was struck twice out of four shots to-day in the first reconnoissance, but no one hurt. One shot struck within two feet of the boilers, without doing any damage. I am, sir, very respectfully, your obedient servant, E. K. Owen, Lieutenant Commander, commanding Fifth District. Rear-Admiral D. D. Porter, Commanding Mississippi Squadron. Letter from rear-admiral Porter, transmitting additional report of Lieutenant Commander E. K. Owen. flag-ship Black Hawk, Mississippi Squadron, Red River, March 6, 1864. sir: I have the honor to inclose herewith copy of report from Lieutenant Commander E. K. Owen, in relation to movements up the Yazoo River. I am, sir, very respectfully, your obedient servant, David D. Porter, Rear-Admiral. Hon. Gideon Welles, Secretary of the Navy, Washington, D. C. Additional report of Lieutenant E. K. Owen. United States steamer Marmora, off Greenwood, Miss., February 15, 1864. sir: I have the honor to report the arrival of the expedit

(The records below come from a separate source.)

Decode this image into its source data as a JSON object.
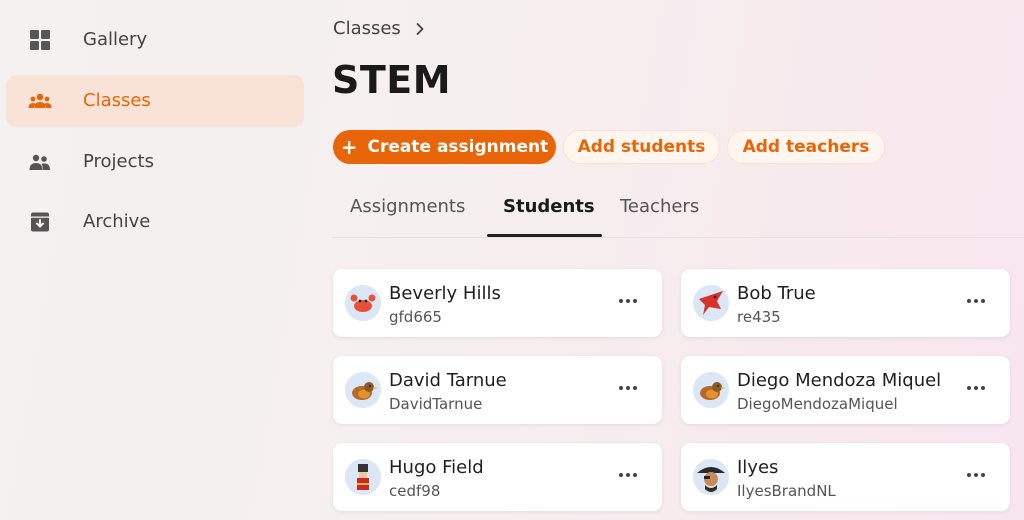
{
  "sidebar": {
    "items": [
      {
        "label": "Gallery",
        "icon": "grid-icon",
        "active": false
      },
      {
        "label": "Classes",
        "icon": "people-icon",
        "active": true
      },
      {
        "label": "Projects",
        "icon": "group-icon",
        "active": false
      },
      {
        "label": "Archive",
        "icon": "archive-icon",
        "active": false
      }
    ]
  },
  "breadcrumb": {
    "label": "Classes"
  },
  "page": {
    "title": "STEM"
  },
  "actions": {
    "create": "Create assignment",
    "add_students": "Add students",
    "add_teachers": "Add teachers"
  },
  "tabs": [
    {
      "label": "Assignments"
    },
    {
      "label": "Students"
    },
    {
      "label": "Teachers"
    }
  ],
  "active_tab": "Students",
  "students": [
    {
      "name": "Beverly Hills",
      "username": "gfd665",
      "avatar": "crab-avatar"
    },
    {
      "name": "Bob True",
      "username": "re435",
      "avatar": "bird-avatar"
    },
    {
      "name": "David Tarnue",
      "username": "DavidTarnue",
      "avatar": "robin-avatar"
    },
    {
      "name": "Diego Mendoza Miquel",
      "username": "DiegoMendozaMiquel",
      "avatar": "robin-avatar"
    },
    {
      "name": "Hugo Field",
      "username": "cedf98",
      "avatar": "nutcracker-avatar"
    },
    {
      "name": "Ilyes",
      "username": "IlyesBrandNL",
      "avatar": "pirate-avatar"
    }
  ],
  "colors": {
    "accent": "#e8650a",
    "active_bg": "#f8e3d6"
  }
}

ack, and met the infantry resting three miles from the river, who returned with them to the boat. On the way there, the advance-guard (cavalry) came upon a reb, who tried to escape them; they gave chase, and Jonny reb was thrown from his critter, and then surrendered. Upon being asked by Captain Garrison as to his occupation, he stated that he was a despatch-bearer for the C. S. A., and drew forth a batch of despatches, among which were some announcing a victory of the rebs over Banks on Red River. The troops arrived at Augusta without further molestation. The next two days scouts were sent out, bringing in a great number of mules, horses, and contrabands, and at daylight of the twenty-fourth they left Augusta, and arrived here at two o'clock P. M. Accompanying the infantry was Lieutenant Albert Potthoff, Post Quartermaster at Little Rock, who is greatly pleased with his lot of horses and mules. Officers and men behaved gallantly. The enemy's loss is not known, but is believe

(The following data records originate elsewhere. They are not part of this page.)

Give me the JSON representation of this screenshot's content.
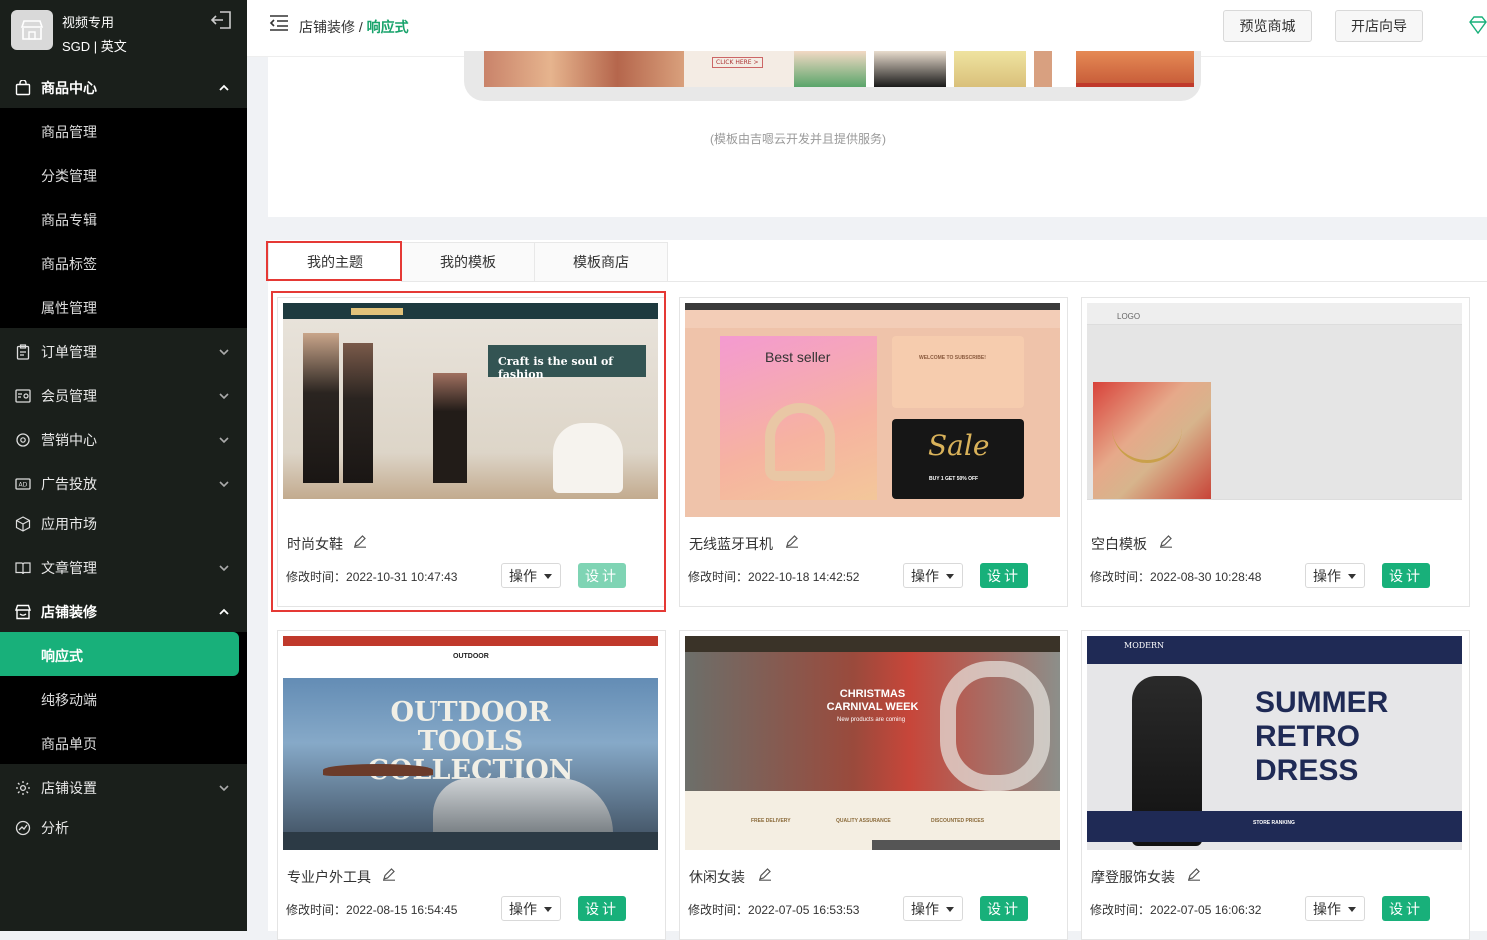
{
  "store": {
    "name": "视频专用",
    "meta": "SGD | 英文"
  },
  "sidebar": {
    "groups": [
      {
        "label": "商品中心",
        "children": [
          "商品管理",
          "分类管理",
          "商品专辑",
          "商品标签",
          "属性管理"
        ]
      },
      {
        "label": "订单管理"
      },
      {
        "label": "会员管理"
      },
      {
        "label": "营销中心"
      },
      {
        "label": "广告投放"
      },
      {
        "label": "应用市场"
      },
      {
        "label": "文章管理"
      },
      {
        "label": "店铺装修",
        "children": [
          "响应式",
          "纯移动端",
          "商品单页"
        ]
      },
      {
        "label": "店铺设置"
      },
      {
        "label": "分析"
      }
    ]
  },
  "header": {
    "breadcrumb_parent": "店铺装修",
    "breadcrumb_sep": "/",
    "breadcrumb_current": "响应式",
    "preview_button": "预览商城",
    "guide_button": "开店向导"
  },
  "banner": {
    "click_here": "CLICK HERE >",
    "provided_by": "(模板由吉嗯云开发并且提供服务)"
  },
  "tabs": [
    "我的主题",
    "我的模板",
    "模板商店"
  ],
  "cards": [
    {
      "name": "时尚女鞋",
      "time_label": "修改时间：",
      "time": "2022-10-31 10:47:43",
      "op": "操作",
      "design": "设计",
      "thumb_text": "Craft is the soul of fashion"
    },
    {
      "name": "无线蓝牙耳机",
      "time_label": "修改时间：",
      "time": "2022-10-18 14:42:52",
      "op": "操作",
      "design": "设计",
      "thumb_text": "Best seller"
    },
    {
      "name": "空白模板",
      "time_label": "修改时间：",
      "time": "2022-08-30 10:28:48",
      "op": "操作",
      "design": "设计",
      "thumb_text": "LOGO"
    },
    {
      "name": "专业户外工具",
      "time_label": "修改时间：",
      "time": "2022-08-15 16:54:45",
      "op": "操作",
      "design": "设计",
      "thumb_text": "OUTDOOR TOOLS COLLECTION"
    },
    {
      "name": "休闲女装",
      "time_label": "修改时间：",
      "time": "2022-07-05 16:53:53",
      "op": "操作",
      "design": "设计",
      "thumb_text": "CHRISTMAS CARNIVAL WEEK"
    },
    {
      "name": "摩登服饰女装",
      "time_label": "修改时间：",
      "time": "2022-07-05 16:06:32",
      "op": "操作",
      "design": "设计",
      "thumb_text": "SUMMER RETRO DRESS"
    }
  ],
  "thumb_extras": {
    "headphones_welcome": "WELCOME TO SUBSCRIBE!",
    "headphones_sale": "Sale",
    "headphones_offer": "BUY 1 GET 50% OFF",
    "outdoor_logo": "OUTDOOR",
    "casual_features": [
      "FREE DELIVERY",
      "QUALITY ASSURANCE",
      "DISCOUNTED PRICES"
    ],
    "casual_sub": "New products are coming",
    "modern_logo": "MODERN",
    "modern_ranking": "STORE RANKING"
  },
  "colors": {
    "accent": "#18b07a",
    "sidebar_bg": "#1a1f1b",
    "highlight": "#e53935"
  }
}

Rebellion Record: a Diary of American Events: Documents and Narratives, Volume 8. (ed. Frank Moore), Passage of the falls by the fleet. (search)

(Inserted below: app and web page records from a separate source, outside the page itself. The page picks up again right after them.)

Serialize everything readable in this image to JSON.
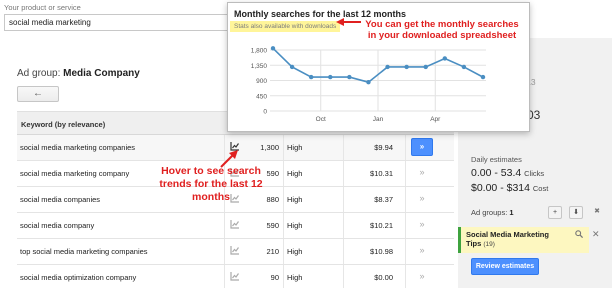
{
  "header": {
    "label": "Your product or service",
    "search_value": "social media marketing"
  },
  "ad_group": {
    "prefix": "Ad group:",
    "name": "Media Company",
    "back_symbol": "←"
  },
  "table": {
    "keyword_header": "Keyword (by relevance)",
    "rows": [
      {
        "keyword": "social media marketing companies",
        "volume": "1,300",
        "competition": "High",
        "cpc": "$9.94",
        "add": "»"
      },
      {
        "keyword": "social media marketing company",
        "volume": "590",
        "competition": "High",
        "cpc": "$10.31",
        "add": "»"
      },
      {
        "keyword": "social media companies",
        "volume": "880",
        "competition": "High",
        "cpc": "$8.37",
        "add": "»"
      },
      {
        "keyword": "social media company",
        "volume": "590",
        "competition": "High",
        "cpc": "$10.21",
        "add": "»"
      },
      {
        "keyword": "top social media marketing companies",
        "volume": "210",
        "competition": "High",
        "cpc": "$10.98",
        "add": "»"
      },
      {
        "keyword": "social media optimization company",
        "volume": "90",
        "competition": "High",
        "cpc": "$0.00",
        "add": "»"
      }
    ]
  },
  "popup": {
    "title": "Monthly searches for the last 12 months",
    "subtitle": "Stats also available with downloads"
  },
  "chart_data": {
    "type": "line",
    "title": "Monthly searches for the last 12 months",
    "y_ticks": [
      "1,800",
      "1,350",
      "900",
      "450",
      "0"
    ],
    "ylim": [
      0,
      1800
    ],
    "x_tick_labels": [
      "Oct",
      "Jan",
      "Apr"
    ],
    "x_tick_positions": [
      3,
      6,
      9
    ],
    "series": [
      {
        "values": [
          1850,
          1300,
          1000,
          1000,
          1000,
          850,
          1300,
          1300,
          1300,
          1550,
          1300,
          1000
        ]
      }
    ],
    "grid": true,
    "line_color": "#4a8ec2"
  },
  "annotations": {
    "downloads_note_line1": "You can get the monthly searches",
    "downloads_note_line2": "in your downloaded spreadsheet",
    "hover_note_line1": "Hover to see search",
    "hover_note_line2": "trends for the last 12",
    "hover_note_line3": "months"
  },
  "right_panel": {
    "date_fragment": ", 2013",
    "digit_fragment": "03",
    "daily_title": "Daily estimates",
    "clicks_value": "0.00 - 53.4",
    "clicks_unit": "Clicks",
    "cost_value": "$0.00 - $314",
    "cost_unit": "Cost",
    "ad_groups_label": "Ad groups:",
    "ad_groups_count": "1",
    "btn_add": "+",
    "btn_download": "⬇",
    "btn_delete": "✖",
    "tip_name": "Social Media Marketing",
    "tip_name2": "Tips",
    "tip_count": "(19)",
    "close_symbol": "✕",
    "review_label": "Review estimates"
  }
}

Passage of the falls by the fleet. Report of rear-admiral D. D. Porter. flag-ship Black Hawk, Mississippi Squadron, mouth of Red River, May 16, 1864. sir: I have the honor to inform you that the vessels lately caught by low water above the falls at Alexandria have been released from their unpleasant position. The water had fallen so low that I had no hope or expectation of getting the vessels out this season, and as the army had made arrangements to evacuate the country, I saw not the tugs. By three o'clock that afternoon the vessels were all coaled, ammunition replaced, and all steamed down the river, with the convoy of transports in company. A good deal of difficulty was anticipated in getting over the bars in lower Red River; depth of water reported only five feet; gunboats were drawing six. Providentially, we had a rise from the back-water of the Mississippi, that river being very high at that time; the back-water extending to Alexandria, one hundred and fifty mi